The problem | Output the data below exactly as it is, dropping the pictures from your copy.

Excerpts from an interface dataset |
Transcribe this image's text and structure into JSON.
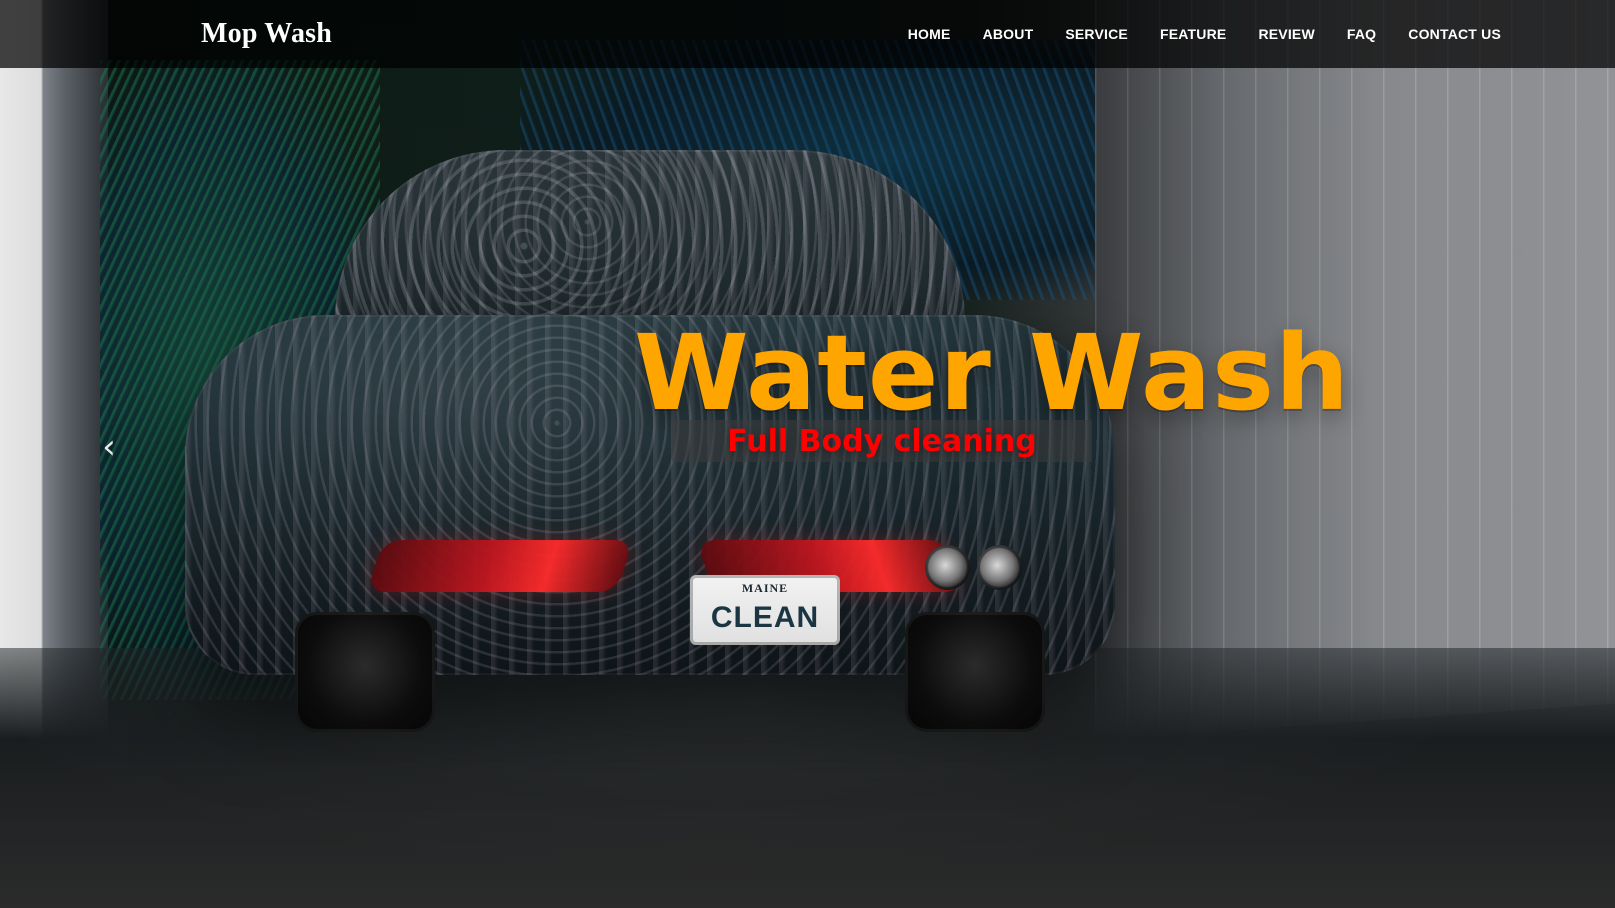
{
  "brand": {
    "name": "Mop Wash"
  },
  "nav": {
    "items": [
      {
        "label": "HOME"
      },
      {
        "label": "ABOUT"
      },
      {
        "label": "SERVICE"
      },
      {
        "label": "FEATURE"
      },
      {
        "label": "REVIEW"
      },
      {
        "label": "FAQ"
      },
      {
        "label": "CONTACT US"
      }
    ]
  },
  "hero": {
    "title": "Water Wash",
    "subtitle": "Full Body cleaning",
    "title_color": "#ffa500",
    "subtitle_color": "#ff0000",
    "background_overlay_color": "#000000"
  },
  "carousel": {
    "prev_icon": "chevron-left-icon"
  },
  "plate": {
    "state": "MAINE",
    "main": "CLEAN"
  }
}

Solution |
Transcribe this image's text and structure into JSON.
{
  "brand": {
    "name": "Mop Wash"
  },
  "nav": {
    "items": [
      {
        "label": "HOME"
      },
      {
        "label": "ABOUT"
      },
      {
        "label": "SERVICE"
      },
      {
        "label": "FEATURE"
      },
      {
        "label": "REVIEW"
      },
      {
        "label": "FAQ"
      },
      {
        "label": "CONTACT US"
      }
    ]
  },
  "hero": {
    "title": "Water Wash",
    "subtitle": "Full Body cleaning",
    "title_color": "#ffa500",
    "subtitle_color": "#ff0000",
    "background_overlay_color": "#000000"
  },
  "carousel": {
    "prev_icon": "chevron-left-icon"
  },
  "plate": {
    "state": "MAINE",
    "main": "CLEAN"
  }
}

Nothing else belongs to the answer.